That's a shame. God, if Obama would step up to the plate and knock the bloody sox off this wimpy McCain campaign, just shoot it out of the water, and then start talking about true reforms, like election reforms, like getting this nation's priorities straight, like getting us out of wars and more wars and promises to defend Israel to our deaths or capitulations to the corporate plantation mentality where we're all being told we're Third World now as the Corporate Global Empire totally takes over the world--and this unchecked, unregulated, untaxed corporate greed has led to Global Warming, though the biggest polluters of our atmosphere are allowed to continue to rape this old world of all its energies and to enslave a great huge number of our world workforce and to create huge pockets of hunger--God-damn, why can't we get rid of these crooked-as-hell, two-faced, forked-tongued, easily bribed and bought off rascals? Just run 'em out of town and take over the government as our own--why do we need a president? One man who can screw the hell out of our economy, who can take us to war with a country we had no business being at war with; one man who can favor his wealthy pals to the detriment of the rest of the American population; one man who can lie like a dog and get away with it; one man who is the most impeachable "president" we've ever had; yet, we can't impeach him; it's just not allowed: it's "off the table" as Rich Bitch Nancy Pelosi puts it. What a bunch of dipsticks we keep allowing to ruin us--We the Wimpy People of the USA--like we elected a Grade B actor, Ronnie Raygun Reagan--a joke of an actor and certainly a joke of a president--yet, just the other day I heard one of those vaunted NYTimes pundits saying Obama's speeches were the coolest speeches he'd heard since the days when the Great Communicator's speeches were babbled out across the flag-waving numbskulls who idolized that Alzheimer's posterboy--did anyone ever really listen to a Reagan speech? They were dumb as hell to me, and I was a young goofy naive man at the time. Reagan's speeches were like a fundie Christian preacher's sermons, tons of repetitive total nonsense--gobbledy-gook--Double Speak--all ending with a pleading for you to send all your money to God (read: "Government")--and that's what our government wants, too, all our money--and here I go on a tirade against rich people. There is a middle-class still in this country in spite of what the lefties and the righties say. The middle-class now is in the $200,000-a-year to a million-bucks-a-year class--yes, that's the middle-class now--more millionaires than we've ever seen--all jammed up together in our new middle-class. From there it's downhill in our class structure (hey, we're a Capitalist country; class struggle is a part of Capitalism), like shit going down a flushed toilet, spinning around in descending flight--definitely going down into the bottoms (sewers) of life--after the middle-class there's a huge gap and then come our LOWER classes, our poor, those making $50,000 or less a year--yep, and salaries are going down, down, down in this class of folks--and unemployment is going up, up, up--remember the old Robert Hall ads?--"When the prices go up, up, up, and the values go down, down, down..." I once went in a Robert Hall and ended up buying a pair of pants for about $7. They never fit me right ever and they were made of a cheap-ass synthetic material that gave me crotch itch. I never bought another item of clothing ever again from Robert Hall. There once was a huge Robert Hall store on West 34th, up near Ninth Avenue, and I passed it every day going to and from my job a block west of this store--and this Robert Hall store had that Robert Hall song painted on the side of the building.

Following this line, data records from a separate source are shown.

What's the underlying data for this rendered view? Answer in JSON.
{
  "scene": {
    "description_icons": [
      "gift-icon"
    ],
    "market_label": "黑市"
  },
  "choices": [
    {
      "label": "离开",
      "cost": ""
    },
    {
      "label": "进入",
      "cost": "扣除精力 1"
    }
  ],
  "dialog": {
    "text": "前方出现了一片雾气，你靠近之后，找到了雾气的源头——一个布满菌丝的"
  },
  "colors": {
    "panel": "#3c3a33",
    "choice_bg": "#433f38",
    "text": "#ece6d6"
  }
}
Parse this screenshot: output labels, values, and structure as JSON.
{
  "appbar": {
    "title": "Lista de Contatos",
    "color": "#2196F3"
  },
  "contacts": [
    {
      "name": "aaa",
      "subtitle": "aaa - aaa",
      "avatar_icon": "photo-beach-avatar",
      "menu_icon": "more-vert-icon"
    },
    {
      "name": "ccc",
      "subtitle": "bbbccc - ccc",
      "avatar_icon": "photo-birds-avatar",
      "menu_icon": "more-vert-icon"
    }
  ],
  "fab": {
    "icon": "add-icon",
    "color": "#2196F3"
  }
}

So another Bloom's Day has ended. Until next June 16th. Why did Joyce use the address he used for the Bloom's house? #7 Eccles Street? Because that particular building was empty at the time he started writing Ulysses and since all of the characters and bars and addresses and times of day were real people, places, and times, he thoroughly researched his book, he picked an empty building as the Bloom address because he didn't want to get any tenants evicted for what he was writing was going on in his real places at certain times on June 16, 1904. His publisher told Joyce he should use fictional names especially for the many bars Bloom and his pals visited with much frequency that day, giving even the real bar owners's names, as they feared a legal retaliation against the book and themselves as publisher. Jimmy J, however, refused to change one iota in his masterpiece, which turned out to maybe be THE 20th-century writing masterpiece.

I may even start rereading Ulysses again. As Nabokov said, "There are no good readers only good rereaders." Rereading's fun-damental.

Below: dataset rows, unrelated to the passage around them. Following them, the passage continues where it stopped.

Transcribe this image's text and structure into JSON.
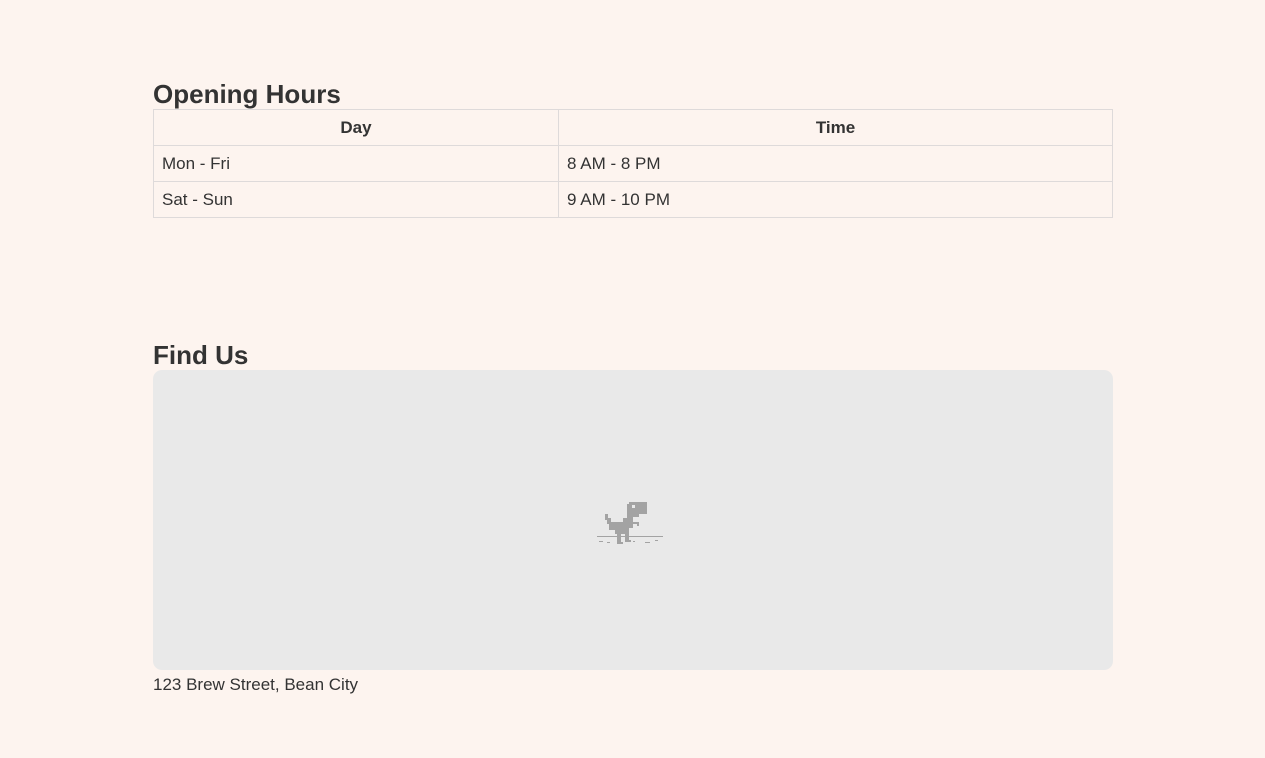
{
  "hours": {
    "title": "Opening Hours",
    "columns": [
      "Day",
      "Time"
    ],
    "rows": [
      [
        "Mon - Fri",
        "8 AM - 8 PM"
      ],
      [
        "Sat - Sun",
        "9 AM - 10 PM"
      ]
    ]
  },
  "location": {
    "title": "Find Us",
    "map_placeholder_icon": "offline-dino-icon",
    "address": "123 Brew Street, Bean City"
  }
}
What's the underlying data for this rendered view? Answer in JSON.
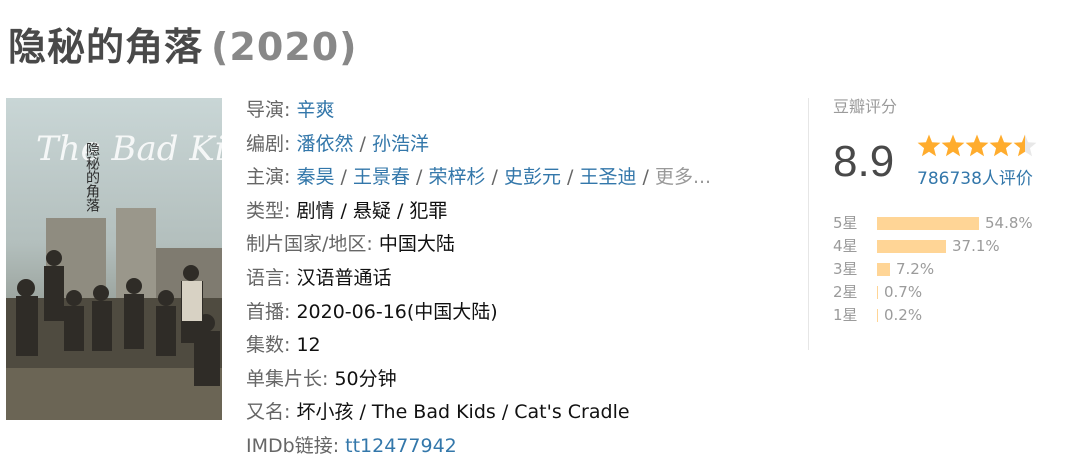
{
  "title": "隐秘的角落",
  "year": "(2020)",
  "poster": {
    "text_lines": [
      "The Bad Kids",
      "隐秘的角落"
    ]
  },
  "info": {
    "director_label": "导演: ",
    "director": "辛爽",
    "writer_label": "编剧: ",
    "writers": [
      "潘依然",
      "孙浩洋"
    ],
    "cast_label": "主演: ",
    "cast": [
      "秦昊",
      "王景春",
      "荣梓杉",
      "史彭元",
      "王圣迪"
    ],
    "cast_more": "更多...",
    "genre_label": "类型: ",
    "genre": "剧情 / 悬疑 / 犯罪",
    "country_label": "制片国家/地区: ",
    "country": "中国大陆",
    "language_label": "语言: ",
    "language": "汉语普通话",
    "premiere_label": "首播: ",
    "premiere": "2020-06-16(中国大陆)",
    "episodes_label": "集数: ",
    "episodes": "12",
    "runtime_label": "单集片长: ",
    "runtime": "50分钟",
    "aka_label": "又名: ",
    "aka": "坏小孩 / The Bad Kids / Cat's Cradle",
    "imdb_label": "IMDb链接: ",
    "imdb": "tt12477942",
    "separator": " / "
  },
  "rating": {
    "header": "豆瓣评分",
    "score": "8.9",
    "stars": 4.5,
    "votes": "786738人评价",
    "distribution": [
      {
        "label": "5星",
        "percent": 54.8,
        "text": "54.8%"
      },
      {
        "label": "4星",
        "percent": 37.1,
        "text": "37.1%"
      },
      {
        "label": "3星",
        "percent": 7.2,
        "text": "7.2%"
      },
      {
        "label": "2星",
        "percent": 0.7,
        "text": "0.7%"
      },
      {
        "label": "1星",
        "percent": 0.2,
        "text": "0.2%"
      }
    ],
    "colors": {
      "star": "#ffac2d",
      "star_empty": "#e8e8e8",
      "bar": "#ffd596",
      "link": "#3377aa"
    }
  }
}
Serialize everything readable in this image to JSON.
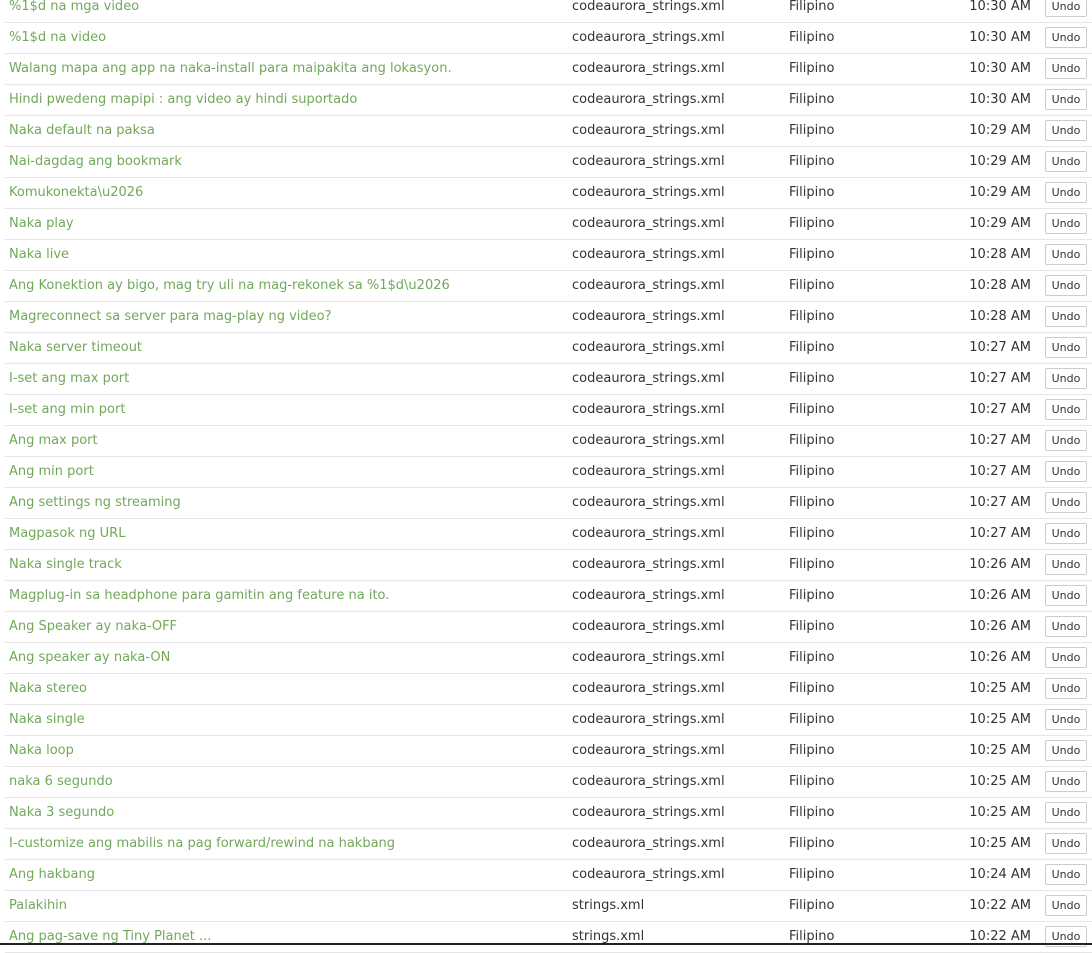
{
  "rows": [
    {
      "source": "%1$d na mga video",
      "file": "codeaurora_strings.xml",
      "language": "Filipino",
      "time": "10:30 AM",
      "action": "Undo"
    },
    {
      "source": "%1$d na video",
      "file": "codeaurora_strings.xml",
      "language": "Filipino",
      "time": "10:30 AM",
      "action": "Undo"
    },
    {
      "source": "Walang mapa ang app na naka-install para maipakita ang lokasyon.",
      "file": "codeaurora_strings.xml",
      "language": "Filipino",
      "time": "10:30 AM",
      "action": "Undo"
    },
    {
      "source": "Hindi pwedeng mapipi : ang video ay hindi suportado",
      "file": "codeaurora_strings.xml",
      "language": "Filipino",
      "time": "10:30 AM",
      "action": "Undo"
    },
    {
      "source": "Naka default na paksa",
      "file": "codeaurora_strings.xml",
      "language": "Filipino",
      "time": "10:29 AM",
      "action": "Undo"
    },
    {
      "source": "Nai-dagdag ang bookmark",
      "file": "codeaurora_strings.xml",
      "language": "Filipino",
      "time": "10:29 AM",
      "action": "Undo"
    },
    {
      "source": "Komukonekta\\u2026",
      "file": "codeaurora_strings.xml",
      "language": "Filipino",
      "time": "10:29 AM",
      "action": "Undo"
    },
    {
      "source": "Naka play",
      "file": "codeaurora_strings.xml",
      "language": "Filipino",
      "time": "10:29 AM",
      "action": "Undo"
    },
    {
      "source": "Naka live",
      "file": "codeaurora_strings.xml",
      "language": "Filipino",
      "time": "10:28 AM",
      "action": "Undo"
    },
    {
      "source": "Ang Konektion ay bigo, mag try uli na mag-rekonek sa %1$d\\u2026",
      "file": "codeaurora_strings.xml",
      "language": "Filipino",
      "time": "10:28 AM",
      "action": "Undo"
    },
    {
      "source": "Magreconnect sa server para mag-play ng video?",
      "file": "codeaurora_strings.xml",
      "language": "Filipino",
      "time": "10:28 AM",
      "action": "Undo"
    },
    {
      "source": "Naka server timeout",
      "file": "codeaurora_strings.xml",
      "language": "Filipino",
      "time": "10:27 AM",
      "action": "Undo"
    },
    {
      "source": "I-set ang max port",
      "file": "codeaurora_strings.xml",
      "language": "Filipino",
      "time": "10:27 AM",
      "action": "Undo"
    },
    {
      "source": "I-set ang min port",
      "file": "codeaurora_strings.xml",
      "language": "Filipino",
      "time": "10:27 AM",
      "action": "Undo"
    },
    {
      "source": "Ang max port",
      "file": "codeaurora_strings.xml",
      "language": "Filipino",
      "time": "10:27 AM",
      "action": "Undo"
    },
    {
      "source": "Ang min port",
      "file": "codeaurora_strings.xml",
      "language": "Filipino",
      "time": "10:27 AM",
      "action": "Undo"
    },
    {
      "source": "Ang settings ng streaming",
      "file": "codeaurora_strings.xml",
      "language": "Filipino",
      "time": "10:27 AM",
      "action": "Undo"
    },
    {
      "source": "Magpasok ng URL",
      "file": "codeaurora_strings.xml",
      "language": "Filipino",
      "time": "10:27 AM",
      "action": "Undo"
    },
    {
      "source": "Naka single track",
      "file": "codeaurora_strings.xml",
      "language": "Filipino",
      "time": "10:26 AM",
      "action": "Undo"
    },
    {
      "source": "Magplug-in sa headphone para gamitin ang feature na ito.",
      "file": "codeaurora_strings.xml",
      "language": "Filipino",
      "time": "10:26 AM",
      "action": "Undo"
    },
    {
      "source": "Ang Speaker ay naka-OFF",
      "file": "codeaurora_strings.xml",
      "language": "Filipino",
      "time": "10:26 AM",
      "action": "Undo"
    },
    {
      "source": "Ang speaker ay naka-ON",
      "file": "codeaurora_strings.xml",
      "language": "Filipino",
      "time": "10:26 AM",
      "action": "Undo"
    },
    {
      "source": "Naka stereo",
      "file": "codeaurora_strings.xml",
      "language": "Filipino",
      "time": "10:25 AM",
      "action": "Undo"
    },
    {
      "source": "Naka single",
      "file": "codeaurora_strings.xml",
      "language": "Filipino",
      "time": "10:25 AM",
      "action": "Undo"
    },
    {
      "source": "Naka loop",
      "file": "codeaurora_strings.xml",
      "language": "Filipino",
      "time": "10:25 AM",
      "action": "Undo"
    },
    {
      "source": "naka 6 segundo",
      "file": "codeaurora_strings.xml",
      "language": "Filipino",
      "time": "10:25 AM",
      "action": "Undo"
    },
    {
      "source": "Naka 3 segundo",
      "file": "codeaurora_strings.xml",
      "language": "Filipino",
      "time": "10:25 AM",
      "action": "Undo"
    },
    {
      "source": "I-customize ang mabilis na pag forward/rewind na hakbang",
      "file": "codeaurora_strings.xml",
      "language": "Filipino",
      "time": "10:25 AM",
      "action": "Undo"
    },
    {
      "source": "Ang hakbang",
      "file": "codeaurora_strings.xml",
      "language": "Filipino",
      "time": "10:24 AM",
      "action": "Undo"
    },
    {
      "source": "Palakihin",
      "file": "strings.xml",
      "language": "Filipino",
      "time": "10:22 AM",
      "action": "Undo"
    },
    {
      "source": "Ang pag-save ng Tiny Planet ...",
      "file": "strings.xml",
      "language": "Filipino",
      "time": "10:22 AM",
      "action": "Undo"
    }
  ]
}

What Carl Jung Said About Ulysses

The 40 pages of non stop run in the end [of Ulysses] is a string of veritable psychological peaches. I suppose the devil's grandmother knows so much about the psychology of women, I didn't.

--Carl Jung in a letter to Joyce

It's a miserable ritual, a magical procedure. . . a homunculus of the consciousness of the new world -- our world passed away and a new world has arisen.

--Carl Jung on Ulysses, in the Europaeische Revue

Why Nabokov Felt He Was Going to Be Ex-communicated
Ulysses
towers over the rest of Joyce's writings, and in comparison to its noble originality and unique lucidity of thought and style the unfortunate Finnegans Wake is nothing but a formless and dull mass of phony folklore, a cold pudding of a book, a persistent snore in the next room, most aggravating to the insomniac! I am. Moreover, I always detested regional literature full of quaint old-timers and imitated pronunciation. Finnegans Wake's fa├žade disguises a very conventional and drab tenement house, and only the infrequent snatches of heavenly intonations redeem it from utter insipidity. I know I am going to be excommunicated for this pronouncement.

--Vladimir Nabokov, interview 1967

A Word About Joyce From That Imp, D.H. Lawrence
My God, what a clumsy olla putrida James Joyce is! Nothing but old fags and cabbage-stumps of quotations from the Bible and the rest, stewed in the juice of deliberate journalistic dirty-mindedness -- what old and hard-worked staleness, masquerading as the all-new!
--DH Lawrence on "Work in Progress." (Later Finnegans Wake.)

Note: L Hat, notice D.H.'s using "olla putrida."

thegrowlingwolf
for The Daily Growler

2 comments:

Anonymous said...

Nice quotes and great Joyce rave.

Goodbye, Willie, you didn't deserve it but firing people is all they can think of to do, those bastards.

I've been thrown out of my Google/Blogger signup and can't remember my password, so I'll go anonymous for now and sign:

--LH

The Daily Growler said...

You, anonymous--how dare they!